Boroughbridge High School have been running their Royal Society Partnership Grants project as a lunchtime science club – students gave up their free time to participate. ‘I got really into it,’ said Gina Gill, aged 15, from the school in North Yorkshire. Antibiotic resistance, she says, is ‘as big a problem as climate change or global warming’.
Colin Inglis, Head of Science, collaborated with Professor Kevin Kerr, from Harrogate District Hospital to lead a project investigating alternative microbial agents, whilst educating students on the potential effects of increased antibiotic resistance. Students at the school tested several different Essential Oils and two different bacteria – E Coli and Staphylococcus – to find out whether the Essential Oils have antimicrobial properties. They then conducted further tests to see whether the bacteria developed resistance to the Essential Oils over time. ‘We tested 5 different Essential Oils and found out that Thyme and Lavender have the most effect on the different bacteria that we tested’, said Gina. .’
The students’ dedication to the project paid off when they were invited by the Royal Society to our annual Summer Science Exhibition, where scientists from universities and industries up and down the country set up interactive displays and demonstrate their work to the general public at the Society.

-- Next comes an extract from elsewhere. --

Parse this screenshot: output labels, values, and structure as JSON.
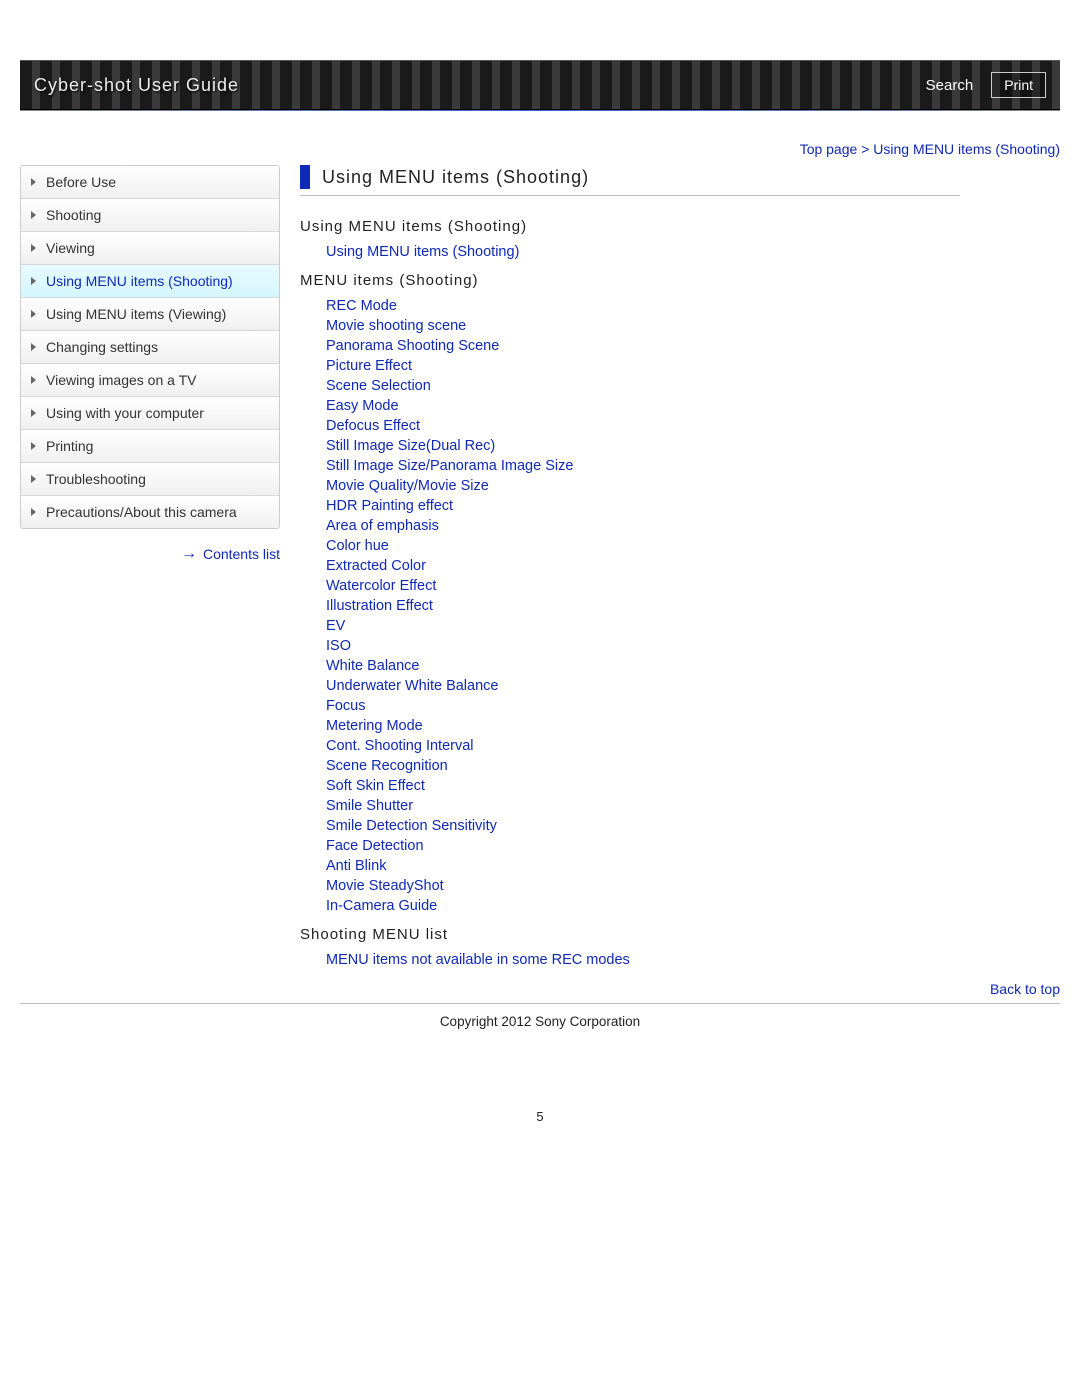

Each year, as well as professional scientists, the Royal Society invites a top school from its Partnership Grants programme, a programme to give money to schools for educational STEM projects conducted in partnership with a professional scientist or engineer. The school students create an interactive stall and exhibit their work alongside researchers.
A team of 14students, aged between 14 and 18, attended the exhibition and demonstrated their science to the public, their peers and Fellows of the Royal Society. Over the course, of the week, they met the Duke of Kent, Professor Martyn Poliakoff FRS, who was fascinated to see their project, and made links with many organisations and schools attending the exhibition. Colin Inglis was even interviewed by the BBC and featured on the weekly Guardian science podcast.

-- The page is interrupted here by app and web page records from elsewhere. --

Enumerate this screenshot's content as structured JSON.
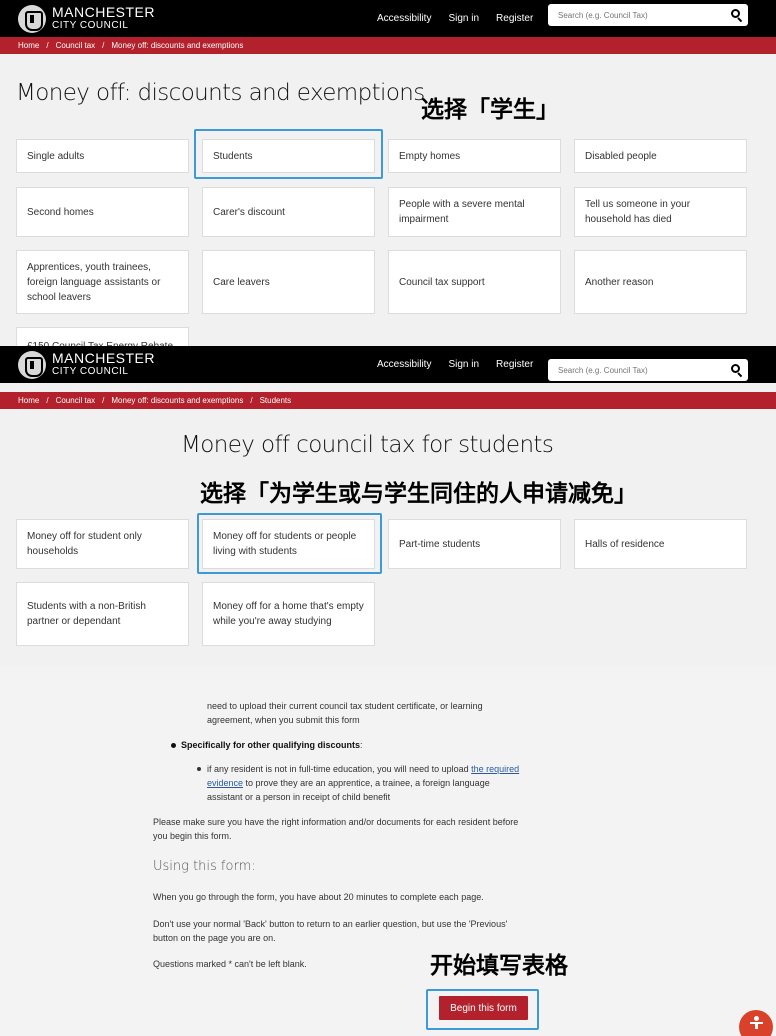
{
  "header": {
    "logo_line1": "MANCHESTER",
    "logo_line2": "CITY COUNCIL",
    "nav": [
      "Accessibility",
      "Sign in",
      "Register"
    ],
    "search_placeholder": "Search (e.g. Council Tax)"
  },
  "screen1": {
    "breadcrumb": [
      "Home",
      "Council tax",
      "Money off: discounts and exemptions"
    ],
    "title": "Money off: discounts and exemptions",
    "annotation": "选择「学生」",
    "cards": [
      "Single adults",
      "Students",
      "Empty homes",
      "Disabled people",
      "Second homes",
      "Carer's discount",
      "People with a severe mental impairment",
      "Tell us someone in your household has died",
      "Apprentices, youth trainees, foreign language assistants or school leavers",
      "Care leavers",
      "Council tax support",
      "Another reason",
      "£150 Council Tax Energy Rebate"
    ]
  },
  "screen2": {
    "breadcrumb": [
      "Home",
      "Council tax",
      "Money off: discounts and exemptions",
      "Students"
    ],
    "title": "Money off council tax for students",
    "annotation": "选择「为学生或与学生同住的人申请减免」",
    "cards": [
      "Money off for student only households",
      "Money off for students or people living with students",
      "Part-time students",
      "Halls of residence",
      "Students with a non-British partner or dependant",
      "Money off for a home that's empty while you're away studying"
    ]
  },
  "screen3": {
    "upload_text": "need to upload their current council tax student certificate, or learning agreement, when you submit this form",
    "other_heading": "Specifically for other qualifying discounts",
    "other_colon": ":",
    "other_pre": "if any resident is not in full-time education, you will need to upload ",
    "other_link": "the required evidence",
    "other_post": " to prove they are an apprentice, a trainee, a foreign language assistant or a person in receipt of child benefit",
    "prepare_text": "Please make sure you have the right information and/or documents for each resident before you begin this form.",
    "using_heading": "Using this form:",
    "time_text": "When you go through the form, you have about 20 minutes to complete each page.",
    "back_text": "Don't use your normal 'Back' button to return to an earlier question, but use the 'Previous' button on the page you are on.",
    "required_text": "Questions marked * can't be left blank.",
    "annotation": "开始填写表格",
    "begin_button": "Begin this form"
  }
}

Several of the students working on the project are hoping to develop careers as scientists, and this project has given them invaluable experience, not only of designing and implementing tests to check hypotheses, but of communicating their science to the wider world. It has also given them a growing awareness of the role that scientific research can play in solving the problems we are confronted with today.